Accountancy firm Moore Stephens has warned that the housing market could be showing early signs of distress as the value of residential mortgages written off by UK banks and building societies increased rapidly.
UK banks and building societies write offs increased by 58% in the last year, jumping from £77m to £122m in the year to 30 June 2018, as house price growth stalled across the country.
Jeremy Willmont, head of restructuring & insolvency at Moore Stephens, said: “Increasing mortgage write-offs could suggest the economy is beginning to display signs of slowing down.”
“The run of good luck that the economy has had since the Brexit vote looks like it could be coming to an end. We may see the number of write-offs rise in the coming months as a result.
“Whatever type of Brexit we end up with, concerns have been raised about the potential impact on the economy. We could see more unemployment and more mortgage repossessions, and the Bank of England has said that a soft Brexit is likely to be followed by more interest rate rises.

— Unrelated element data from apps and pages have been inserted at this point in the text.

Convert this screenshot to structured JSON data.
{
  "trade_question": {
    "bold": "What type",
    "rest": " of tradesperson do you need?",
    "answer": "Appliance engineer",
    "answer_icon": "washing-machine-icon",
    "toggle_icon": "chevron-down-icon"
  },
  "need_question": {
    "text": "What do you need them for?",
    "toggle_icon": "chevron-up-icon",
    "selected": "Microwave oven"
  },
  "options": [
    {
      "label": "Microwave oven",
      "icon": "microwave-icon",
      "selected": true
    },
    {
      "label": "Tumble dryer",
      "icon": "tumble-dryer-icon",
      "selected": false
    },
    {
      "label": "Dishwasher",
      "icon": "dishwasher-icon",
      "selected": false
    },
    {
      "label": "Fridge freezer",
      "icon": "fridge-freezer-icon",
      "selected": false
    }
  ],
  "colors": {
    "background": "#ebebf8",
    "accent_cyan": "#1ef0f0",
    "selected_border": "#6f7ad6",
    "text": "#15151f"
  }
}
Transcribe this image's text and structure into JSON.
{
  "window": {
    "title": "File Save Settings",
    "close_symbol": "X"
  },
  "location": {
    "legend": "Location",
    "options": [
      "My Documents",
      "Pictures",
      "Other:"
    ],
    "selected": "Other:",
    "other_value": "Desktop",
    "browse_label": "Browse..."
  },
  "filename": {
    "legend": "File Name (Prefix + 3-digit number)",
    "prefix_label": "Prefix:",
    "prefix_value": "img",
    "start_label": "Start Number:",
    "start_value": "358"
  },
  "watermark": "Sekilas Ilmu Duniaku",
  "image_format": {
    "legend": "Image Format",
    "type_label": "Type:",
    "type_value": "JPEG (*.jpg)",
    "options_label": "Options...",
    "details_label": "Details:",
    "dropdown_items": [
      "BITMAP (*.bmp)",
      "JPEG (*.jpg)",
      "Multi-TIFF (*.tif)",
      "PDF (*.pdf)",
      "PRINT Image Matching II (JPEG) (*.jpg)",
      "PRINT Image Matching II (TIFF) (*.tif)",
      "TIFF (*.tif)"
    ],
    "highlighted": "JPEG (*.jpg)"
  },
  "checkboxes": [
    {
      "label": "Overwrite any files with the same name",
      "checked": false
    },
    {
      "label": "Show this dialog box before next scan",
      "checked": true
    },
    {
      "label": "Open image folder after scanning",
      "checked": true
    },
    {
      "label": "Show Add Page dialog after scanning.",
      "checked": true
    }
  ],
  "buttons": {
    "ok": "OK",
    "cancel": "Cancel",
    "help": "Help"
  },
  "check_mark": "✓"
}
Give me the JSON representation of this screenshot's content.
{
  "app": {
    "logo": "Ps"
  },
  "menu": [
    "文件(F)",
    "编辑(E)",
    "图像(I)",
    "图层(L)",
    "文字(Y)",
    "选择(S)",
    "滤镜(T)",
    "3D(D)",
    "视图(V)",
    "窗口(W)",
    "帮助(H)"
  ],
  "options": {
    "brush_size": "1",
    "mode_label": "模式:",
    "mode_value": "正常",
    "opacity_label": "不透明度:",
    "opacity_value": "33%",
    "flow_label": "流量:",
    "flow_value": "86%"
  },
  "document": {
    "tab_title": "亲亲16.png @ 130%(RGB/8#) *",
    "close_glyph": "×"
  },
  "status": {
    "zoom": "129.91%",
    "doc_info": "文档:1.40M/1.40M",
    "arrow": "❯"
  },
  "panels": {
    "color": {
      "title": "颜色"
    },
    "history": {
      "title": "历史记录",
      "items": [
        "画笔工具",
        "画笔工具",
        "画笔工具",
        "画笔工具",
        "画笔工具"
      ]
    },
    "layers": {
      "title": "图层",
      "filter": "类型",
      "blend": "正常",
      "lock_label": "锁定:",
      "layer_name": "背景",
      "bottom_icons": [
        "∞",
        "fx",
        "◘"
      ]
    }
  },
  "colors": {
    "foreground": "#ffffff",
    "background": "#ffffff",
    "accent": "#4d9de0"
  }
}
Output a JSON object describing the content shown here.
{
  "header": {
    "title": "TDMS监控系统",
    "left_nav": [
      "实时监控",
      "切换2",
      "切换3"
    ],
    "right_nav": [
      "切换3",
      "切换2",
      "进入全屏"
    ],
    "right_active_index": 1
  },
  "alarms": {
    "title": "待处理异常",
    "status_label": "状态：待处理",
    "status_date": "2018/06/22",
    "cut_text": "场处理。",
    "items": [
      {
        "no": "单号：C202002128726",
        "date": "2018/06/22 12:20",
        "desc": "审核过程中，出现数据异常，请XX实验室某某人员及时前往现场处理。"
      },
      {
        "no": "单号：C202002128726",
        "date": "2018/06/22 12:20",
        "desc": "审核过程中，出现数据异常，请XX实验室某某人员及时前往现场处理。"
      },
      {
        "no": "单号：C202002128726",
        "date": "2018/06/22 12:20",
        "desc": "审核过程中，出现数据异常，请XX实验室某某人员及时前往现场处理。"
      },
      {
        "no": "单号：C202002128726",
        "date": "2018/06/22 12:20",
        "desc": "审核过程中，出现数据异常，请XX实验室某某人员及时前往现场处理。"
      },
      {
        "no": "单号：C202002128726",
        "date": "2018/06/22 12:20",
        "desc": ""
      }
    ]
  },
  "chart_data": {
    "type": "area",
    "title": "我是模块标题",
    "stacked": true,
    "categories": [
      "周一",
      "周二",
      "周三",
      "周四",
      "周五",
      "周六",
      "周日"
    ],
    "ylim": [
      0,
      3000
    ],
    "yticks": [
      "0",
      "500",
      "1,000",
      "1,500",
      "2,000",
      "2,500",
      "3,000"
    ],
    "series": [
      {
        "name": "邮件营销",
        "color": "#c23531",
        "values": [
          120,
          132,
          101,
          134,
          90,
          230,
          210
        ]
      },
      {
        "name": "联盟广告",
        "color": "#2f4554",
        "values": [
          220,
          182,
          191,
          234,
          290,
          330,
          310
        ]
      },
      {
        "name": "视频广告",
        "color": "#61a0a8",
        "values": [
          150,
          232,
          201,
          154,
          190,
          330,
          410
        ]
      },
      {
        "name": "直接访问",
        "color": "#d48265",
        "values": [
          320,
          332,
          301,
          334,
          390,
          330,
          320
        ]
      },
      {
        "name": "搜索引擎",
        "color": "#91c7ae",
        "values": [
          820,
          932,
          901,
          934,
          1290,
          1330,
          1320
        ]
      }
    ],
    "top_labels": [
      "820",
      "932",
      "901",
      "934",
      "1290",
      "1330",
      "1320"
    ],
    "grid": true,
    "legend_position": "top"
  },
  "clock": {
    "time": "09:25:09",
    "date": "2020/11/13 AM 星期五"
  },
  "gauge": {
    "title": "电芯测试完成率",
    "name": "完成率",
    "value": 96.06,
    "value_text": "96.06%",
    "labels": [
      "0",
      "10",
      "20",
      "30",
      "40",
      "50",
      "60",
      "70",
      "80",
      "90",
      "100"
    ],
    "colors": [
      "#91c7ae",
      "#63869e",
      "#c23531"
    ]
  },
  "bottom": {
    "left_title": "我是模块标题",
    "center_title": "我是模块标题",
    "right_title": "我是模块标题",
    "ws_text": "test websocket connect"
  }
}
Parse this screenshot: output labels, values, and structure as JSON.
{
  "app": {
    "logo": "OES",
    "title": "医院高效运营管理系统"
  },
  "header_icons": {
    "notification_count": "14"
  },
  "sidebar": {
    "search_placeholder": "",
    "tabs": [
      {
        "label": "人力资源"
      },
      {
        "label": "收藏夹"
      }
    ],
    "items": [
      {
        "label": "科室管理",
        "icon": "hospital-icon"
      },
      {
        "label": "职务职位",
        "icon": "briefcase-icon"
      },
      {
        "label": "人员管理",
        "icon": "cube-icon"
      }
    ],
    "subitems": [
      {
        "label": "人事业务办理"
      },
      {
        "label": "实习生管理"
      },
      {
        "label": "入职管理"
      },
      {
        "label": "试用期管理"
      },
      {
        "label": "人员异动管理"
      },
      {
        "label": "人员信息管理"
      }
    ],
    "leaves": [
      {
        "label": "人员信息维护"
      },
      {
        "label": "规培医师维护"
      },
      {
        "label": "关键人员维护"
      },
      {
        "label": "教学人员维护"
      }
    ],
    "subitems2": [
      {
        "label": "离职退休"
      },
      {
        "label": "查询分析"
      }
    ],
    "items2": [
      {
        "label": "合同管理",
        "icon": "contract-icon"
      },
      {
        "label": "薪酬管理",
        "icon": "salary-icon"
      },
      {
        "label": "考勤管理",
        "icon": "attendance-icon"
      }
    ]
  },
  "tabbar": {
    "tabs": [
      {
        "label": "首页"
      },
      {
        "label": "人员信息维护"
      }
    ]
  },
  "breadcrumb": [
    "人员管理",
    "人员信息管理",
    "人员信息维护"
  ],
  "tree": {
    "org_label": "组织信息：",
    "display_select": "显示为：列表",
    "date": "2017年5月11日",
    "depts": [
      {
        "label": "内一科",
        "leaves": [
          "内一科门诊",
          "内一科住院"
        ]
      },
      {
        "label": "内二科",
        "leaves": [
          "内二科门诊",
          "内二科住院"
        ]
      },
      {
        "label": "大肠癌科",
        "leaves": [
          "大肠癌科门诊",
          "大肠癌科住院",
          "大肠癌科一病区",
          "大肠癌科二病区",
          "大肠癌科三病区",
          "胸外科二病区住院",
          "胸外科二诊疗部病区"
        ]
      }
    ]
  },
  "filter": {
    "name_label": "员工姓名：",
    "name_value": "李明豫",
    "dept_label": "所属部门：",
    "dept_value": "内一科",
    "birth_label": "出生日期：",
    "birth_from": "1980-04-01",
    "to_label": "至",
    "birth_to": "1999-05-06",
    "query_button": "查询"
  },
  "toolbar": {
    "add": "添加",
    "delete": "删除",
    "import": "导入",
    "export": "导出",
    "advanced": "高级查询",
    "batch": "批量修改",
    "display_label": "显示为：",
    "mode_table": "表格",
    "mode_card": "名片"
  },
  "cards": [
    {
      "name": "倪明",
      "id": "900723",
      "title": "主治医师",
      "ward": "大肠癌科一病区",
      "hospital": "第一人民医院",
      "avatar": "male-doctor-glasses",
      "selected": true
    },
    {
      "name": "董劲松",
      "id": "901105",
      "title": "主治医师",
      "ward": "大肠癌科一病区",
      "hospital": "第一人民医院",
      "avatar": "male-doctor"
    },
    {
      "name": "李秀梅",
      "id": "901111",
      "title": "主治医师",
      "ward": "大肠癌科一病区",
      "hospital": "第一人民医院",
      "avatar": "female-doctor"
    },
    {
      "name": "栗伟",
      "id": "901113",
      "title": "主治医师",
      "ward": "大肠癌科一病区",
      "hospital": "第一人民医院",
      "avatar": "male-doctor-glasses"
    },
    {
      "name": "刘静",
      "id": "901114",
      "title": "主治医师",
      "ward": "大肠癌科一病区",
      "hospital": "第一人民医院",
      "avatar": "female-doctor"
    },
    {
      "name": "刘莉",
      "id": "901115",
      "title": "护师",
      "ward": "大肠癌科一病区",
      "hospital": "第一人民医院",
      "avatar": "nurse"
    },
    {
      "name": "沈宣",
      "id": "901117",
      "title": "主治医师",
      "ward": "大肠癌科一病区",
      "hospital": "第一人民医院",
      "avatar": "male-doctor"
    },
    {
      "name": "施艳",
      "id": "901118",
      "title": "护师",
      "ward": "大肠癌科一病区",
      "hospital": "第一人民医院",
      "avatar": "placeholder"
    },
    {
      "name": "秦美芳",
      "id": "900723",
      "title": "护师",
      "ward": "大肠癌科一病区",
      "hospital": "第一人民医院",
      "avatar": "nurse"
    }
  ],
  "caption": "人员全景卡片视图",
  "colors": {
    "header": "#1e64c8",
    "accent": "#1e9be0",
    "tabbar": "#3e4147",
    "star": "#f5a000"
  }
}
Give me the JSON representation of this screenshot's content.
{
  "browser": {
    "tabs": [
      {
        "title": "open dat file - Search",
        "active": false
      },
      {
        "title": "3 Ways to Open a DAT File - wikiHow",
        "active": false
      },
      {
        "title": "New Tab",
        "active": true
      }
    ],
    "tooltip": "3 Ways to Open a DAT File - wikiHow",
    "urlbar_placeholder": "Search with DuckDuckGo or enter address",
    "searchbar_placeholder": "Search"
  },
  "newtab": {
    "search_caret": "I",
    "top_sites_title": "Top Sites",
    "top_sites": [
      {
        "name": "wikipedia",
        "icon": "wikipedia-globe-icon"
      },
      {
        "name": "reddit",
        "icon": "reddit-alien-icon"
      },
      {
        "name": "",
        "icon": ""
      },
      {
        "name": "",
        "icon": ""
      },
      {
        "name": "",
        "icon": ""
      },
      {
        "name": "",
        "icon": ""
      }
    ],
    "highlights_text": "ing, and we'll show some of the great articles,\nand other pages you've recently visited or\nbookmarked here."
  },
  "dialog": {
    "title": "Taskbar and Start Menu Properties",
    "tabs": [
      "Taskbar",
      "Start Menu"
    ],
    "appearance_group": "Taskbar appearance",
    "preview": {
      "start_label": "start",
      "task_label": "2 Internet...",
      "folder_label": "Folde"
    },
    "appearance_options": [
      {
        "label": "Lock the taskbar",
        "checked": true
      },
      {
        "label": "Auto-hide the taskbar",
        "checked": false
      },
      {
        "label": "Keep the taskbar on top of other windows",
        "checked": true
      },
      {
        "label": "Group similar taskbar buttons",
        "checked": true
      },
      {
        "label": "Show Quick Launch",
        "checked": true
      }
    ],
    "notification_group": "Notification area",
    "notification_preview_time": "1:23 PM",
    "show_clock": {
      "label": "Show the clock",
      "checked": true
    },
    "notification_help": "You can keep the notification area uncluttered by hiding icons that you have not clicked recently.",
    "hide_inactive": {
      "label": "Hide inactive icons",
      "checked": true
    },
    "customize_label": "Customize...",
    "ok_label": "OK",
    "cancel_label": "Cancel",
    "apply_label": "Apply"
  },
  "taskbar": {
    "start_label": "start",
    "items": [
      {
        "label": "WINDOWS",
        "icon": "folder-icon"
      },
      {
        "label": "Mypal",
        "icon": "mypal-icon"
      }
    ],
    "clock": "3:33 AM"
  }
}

“So far the UK housing market has remained relatively stable and that has kept the actual amounts mortgage lenders have written off relatively low as the security for these mortgages has held up.”
In 2009, UK banks were forced to write-off £984m against residential mortgages.